Source data -
-------

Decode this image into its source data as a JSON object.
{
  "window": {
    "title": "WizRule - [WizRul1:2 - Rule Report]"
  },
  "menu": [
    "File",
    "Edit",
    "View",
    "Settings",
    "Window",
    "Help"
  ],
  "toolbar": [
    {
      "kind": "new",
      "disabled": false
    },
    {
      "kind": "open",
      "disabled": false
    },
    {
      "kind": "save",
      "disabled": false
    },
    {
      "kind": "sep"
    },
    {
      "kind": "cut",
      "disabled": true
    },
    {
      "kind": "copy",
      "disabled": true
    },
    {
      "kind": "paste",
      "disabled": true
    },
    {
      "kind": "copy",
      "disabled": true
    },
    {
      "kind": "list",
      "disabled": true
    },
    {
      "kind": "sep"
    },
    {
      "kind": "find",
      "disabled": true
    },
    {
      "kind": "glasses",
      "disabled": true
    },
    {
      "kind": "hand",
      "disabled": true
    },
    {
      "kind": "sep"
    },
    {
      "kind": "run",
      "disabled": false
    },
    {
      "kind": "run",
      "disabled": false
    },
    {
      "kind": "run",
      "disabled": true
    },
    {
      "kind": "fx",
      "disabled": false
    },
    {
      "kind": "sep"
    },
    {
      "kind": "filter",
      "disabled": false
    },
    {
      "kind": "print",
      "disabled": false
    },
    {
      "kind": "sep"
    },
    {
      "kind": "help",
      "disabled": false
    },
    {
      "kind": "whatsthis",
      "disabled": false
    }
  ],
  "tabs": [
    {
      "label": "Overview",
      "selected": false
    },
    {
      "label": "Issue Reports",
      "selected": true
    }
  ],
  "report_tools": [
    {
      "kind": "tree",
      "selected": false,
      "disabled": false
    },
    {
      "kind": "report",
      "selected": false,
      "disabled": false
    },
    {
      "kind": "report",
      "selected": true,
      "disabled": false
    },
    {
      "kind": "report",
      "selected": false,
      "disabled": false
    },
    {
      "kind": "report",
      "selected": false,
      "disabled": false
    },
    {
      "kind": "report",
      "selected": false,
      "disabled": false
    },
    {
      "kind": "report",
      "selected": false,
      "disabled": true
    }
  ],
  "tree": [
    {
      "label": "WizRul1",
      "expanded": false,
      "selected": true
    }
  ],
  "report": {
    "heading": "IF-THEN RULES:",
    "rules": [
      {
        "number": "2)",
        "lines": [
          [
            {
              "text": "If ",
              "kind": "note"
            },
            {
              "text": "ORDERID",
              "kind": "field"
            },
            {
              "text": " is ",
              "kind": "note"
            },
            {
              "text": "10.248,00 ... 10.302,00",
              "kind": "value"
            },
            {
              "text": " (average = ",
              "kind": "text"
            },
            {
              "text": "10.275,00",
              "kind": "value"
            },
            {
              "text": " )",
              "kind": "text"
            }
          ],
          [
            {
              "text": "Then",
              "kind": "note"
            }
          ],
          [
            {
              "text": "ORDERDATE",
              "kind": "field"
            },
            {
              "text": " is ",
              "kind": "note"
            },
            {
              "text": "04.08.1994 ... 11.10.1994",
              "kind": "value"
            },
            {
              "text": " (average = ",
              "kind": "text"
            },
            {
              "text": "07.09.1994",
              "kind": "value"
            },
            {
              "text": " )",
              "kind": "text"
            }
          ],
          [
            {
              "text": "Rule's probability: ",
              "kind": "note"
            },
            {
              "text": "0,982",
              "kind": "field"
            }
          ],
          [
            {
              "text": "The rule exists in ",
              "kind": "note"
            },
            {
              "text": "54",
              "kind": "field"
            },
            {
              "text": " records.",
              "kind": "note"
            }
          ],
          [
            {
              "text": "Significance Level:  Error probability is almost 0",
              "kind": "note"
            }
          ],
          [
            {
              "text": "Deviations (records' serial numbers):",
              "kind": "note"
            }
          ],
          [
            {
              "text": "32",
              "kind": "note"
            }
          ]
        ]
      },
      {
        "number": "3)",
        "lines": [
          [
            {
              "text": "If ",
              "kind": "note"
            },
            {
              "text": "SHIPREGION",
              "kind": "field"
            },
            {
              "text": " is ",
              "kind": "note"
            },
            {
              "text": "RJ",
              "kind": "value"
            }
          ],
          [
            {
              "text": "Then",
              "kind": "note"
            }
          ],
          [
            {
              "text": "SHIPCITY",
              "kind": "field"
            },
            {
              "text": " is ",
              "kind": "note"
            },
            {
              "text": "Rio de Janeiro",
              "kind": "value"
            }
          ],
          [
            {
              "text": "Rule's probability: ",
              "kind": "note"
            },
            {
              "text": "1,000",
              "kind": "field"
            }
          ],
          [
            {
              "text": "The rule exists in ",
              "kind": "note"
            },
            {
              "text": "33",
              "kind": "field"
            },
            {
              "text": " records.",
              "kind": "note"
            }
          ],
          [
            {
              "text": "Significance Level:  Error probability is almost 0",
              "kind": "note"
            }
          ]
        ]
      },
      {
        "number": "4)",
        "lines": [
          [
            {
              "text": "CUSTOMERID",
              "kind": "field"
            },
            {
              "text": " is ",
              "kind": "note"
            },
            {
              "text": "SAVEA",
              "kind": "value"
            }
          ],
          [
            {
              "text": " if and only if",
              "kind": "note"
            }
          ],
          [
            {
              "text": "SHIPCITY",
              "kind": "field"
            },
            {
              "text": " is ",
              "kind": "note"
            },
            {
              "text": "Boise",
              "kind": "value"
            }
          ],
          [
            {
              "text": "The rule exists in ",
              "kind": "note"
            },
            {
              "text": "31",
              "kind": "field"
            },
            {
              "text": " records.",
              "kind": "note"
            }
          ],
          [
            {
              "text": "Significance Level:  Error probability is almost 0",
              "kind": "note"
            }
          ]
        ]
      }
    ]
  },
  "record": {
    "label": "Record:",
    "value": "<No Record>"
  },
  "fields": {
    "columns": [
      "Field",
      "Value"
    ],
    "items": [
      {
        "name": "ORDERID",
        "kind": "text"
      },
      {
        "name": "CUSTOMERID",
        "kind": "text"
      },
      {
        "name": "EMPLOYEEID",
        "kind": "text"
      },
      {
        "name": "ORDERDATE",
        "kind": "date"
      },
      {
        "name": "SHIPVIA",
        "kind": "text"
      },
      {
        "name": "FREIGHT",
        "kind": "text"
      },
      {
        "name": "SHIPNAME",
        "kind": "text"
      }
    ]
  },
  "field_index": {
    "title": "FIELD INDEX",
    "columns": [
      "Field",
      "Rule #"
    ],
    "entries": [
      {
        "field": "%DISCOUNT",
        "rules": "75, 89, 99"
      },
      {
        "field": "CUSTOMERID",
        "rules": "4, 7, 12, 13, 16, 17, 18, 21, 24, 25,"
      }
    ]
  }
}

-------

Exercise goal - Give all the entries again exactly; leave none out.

Task result -
Decode this image into its source data as a JSON object.
{
  "window": {
    "title": "WizRule - [WizRul1:2 - Rule Report]"
  },
  "menu": [
    "File",
    "Edit",
    "View",
    "Settings",
    "Window",
    "Help"
  ],
  "toolbar": [
    {
      "kind": "new",
      "disabled": false
    },
    {
      "kind": "open",
      "disabled": false
    },
    {
      "kind": "save",
      "disabled": false
    },
    {
      "kind": "sep"
    },
    {
      "kind": "cut",
      "disabled": true
    },
    {
      "kind": "copy",
      "disabled": true
    },
    {
      "kind": "paste",
      "disabled": true
    },
    {
      "kind": "copy",
      "disabled": true
    },
    {
      "kind": "list",
      "disabled": true
    },
    {
      "kind": "sep"
    },
    {
      "kind": "find",
      "disabled": true
    },
    {
      "kind": "glasses",
      "disabled": true
    },
    {
      "kind": "hand",
      "disabled": true
    },
    {
      "kind": "sep"
    },
    {
      "kind": "run",
      "disabled": false
    },
    {
      "kind": "run",
      "disabled": false
    },
    {
      "kind": "run",
      "disabled": true
    },
    {
      "kind": "fx",
      "disabled": false
    },
    {
      "kind": "sep"
    },
    {
      "kind": "filter",
      "disabled": false
    },
    {
      "kind": "print",
      "disabled": false
    },
    {
      "kind": "sep"
    },
    {
      "kind": "help",
      "disabled": false
    },
    {
      "kind": "whatsthis",
      "disabled": false
    }
  ],
  "tabs": [
    {
      "label": "Overview",
      "selected": false
    },
    {
      "label": "Issue Reports",
      "selected": true
    }
  ],
  "report_tools": [
    {
      "kind": "tree",
      "selected": false,
      "disabled": false
    },
    {
      "kind": "report",
      "selected": false,
      "disabled": false
    },
    {
      "kind": "report",
      "selected": true,
      "disabled": false
    },
    {
      "kind": "report",
      "selected": false,
      "disabled": false
    },
    {
      "kind": "report",
      "selected": false,
      "disabled": false
    },
    {
      "kind": "report",
      "selected": false,
      "disabled": false
    },
    {
      "kind": "report",
      "selected": false,
      "disabled": true
    }
  ],
  "tree": [
    {
      "label": "WizRul1",
      "expanded": false,
      "selected": true
    }
  ],
  "report": {
    "heading": "IF-THEN RULES:",
    "rules": [
      {
        "number": "2)",
        "lines": [
          [
            {
              "text": "If ",
              "kind": "note"
            },
            {
              "text": "ORDERID",
              "kind": "field"
            },
            {
              "text": " is ",
              "kind": "note"
            },
            {
              "text": "10.248,00 ... 10.302,00",
              "kind": "value"
            },
            {
              "text": " (average = ",
              "kind": "text"
            },
            {
              "text": "10.275,00",
              "kind": "value"
            },
            {
              "text": " )",
              "kind": "text"
            }
          ],
          [
            {
              "text": "Then",
              "kind": "note"
            }
          ],
          [
            {
              "text": "ORDERDATE",
              "kind": "field"
            },
            {
              "text": " is ",
              "kind": "note"
            },
            {
              "text": "04.08.1994 ... 11.10.1994",
              "kind": "value"
            },
            {
              "text": " (average = ",
              "kind": "text"
            },
            {
              "text": "07.09.1994",
              "kind": "value"
            },
            {
              "text": " )",
              "kind": "text"
            }
          ],
          [
            {
              "text": "Rule's probability: ",
              "kind": "note"
            },
            {
              "text": "0,982",
              "kind": "field"
            }
          ],
          [
            {
              "text": "The rule exists in ",
              "kind": "note"
            },
            {
              "text": "54",
              "kind": "field"
            },
            {
              "text": " records.",
              "kind": "note"
            }
          ],
          [
            {
              "text": "Significance Level:  Error probability is almost 0",
              "kind": "note"
            }
          ],
          [
            {
              "text": "Deviations (records' serial numbers):",
              "kind": "note"
            }
          ],
          [
            {
              "text": "32",
              "kind": "note"
            }
          ]
        ]
      },
      {
        "number": "3)",
        "lines": [
          [
            {
              "text": "If ",
              "kind": "note"
            },
            {
              "text": "SHIPREGION",
              "kind": "field"
            },
            {
              "text": " is ",
              "kind": "note"
            },
            {
              "text": "RJ",
              "kind": "value"
            }
          ],
          [
            {
              "text": "Then",
              "kind": "note"
            }
          ],
          [
            {
              "text": "SHIPCITY",
              "kind": "field"
            },
            {
              "text": " is ",
              "kind": "note"
            },
            {
              "text": "Rio de Janeiro",
              "kind": "value"
            }
          ],
          [
            {
              "text": "Rule's probability: ",
              "kind": "note"
            },
            {
              "text": "1,000",
              "kind": "field"
            }
          ],
          [
            {
              "text": "The rule exists in ",
              "kind": "note"
            },
            {
              "text": "33",
              "kind": "field"
            },
            {
              "text": " records.",
              "kind": "note"
            }
          ],
          [
            {
              "text": "Significance Level:  Error probability is almost 0",
              "kind": "note"
            }
          ]
        ]
      },
      {
        "number": "4)",
        "lines": [
          [
            {
              "text": "CUSTOMERID",
              "kind": "field"
            },
            {
              "text": " is ",
              "kind": "note"
            },
            {
              "text": "SAVEA",
              "kind": "value"
            }
          ],
          [
            {
              "text": " if and only if",
              "kind": "note"
            }
          ],
          [
            {
              "text": "SHIPCITY",
              "kind": "field"
            },
            {
              "text": " is ",
              "kind": "note"
            },
            {
              "text": "Boise",
              "kind": "value"
            }
          ],
          [
            {
              "text": "The rule exists in ",
              "kind": "note"
            },
            {
              "text": "31",
              "kind": "field"
            },
            {
              "text": " records.",
              "kind": "note"
            }
          ],
          [
            {
              "text": "Significance Level:  Error probability is almost 0",
              "kind": "note"
            }
          ]
        ]
      }
    ]
  },
  "record": {
    "label": "Record:",
    "value": "<No Record>"
  },
  "fields": {
    "columns": [
      "Field",
      "Value"
    ],
    "items": [
      {
        "name": "ORDERID",
        "kind": "text"
      },
      {
        "name": "CUSTOMERID",
        "kind": "text"
      },
      {
        "name": "EMPLOYEEID",
        "kind": "text"
      },
      {
        "name": "ORDERDATE",
        "kind": "date"
      },
      {
        "name": "SHIPVIA",
        "kind": "text"
      },
      {
        "name": "FREIGHT",
        "kind": "text"
      },
      {
        "name": "SHIPNAME",
        "kind": "text"
      }
    ]
  },
  "field_index": {
    "title": "FIELD INDEX",
    "columns": [
      "Field",
      "Rule #"
    ],
    "entries": [
      {
        "field": "%DISCOUNT",
        "rules": "75, 89, 99"
      },
      {
        "field": "CUSTOMERID",
        "rules": "4, 7, 12, 13, 16, 17, 18, 21, 24, 25,"
      }
    ]
  }
}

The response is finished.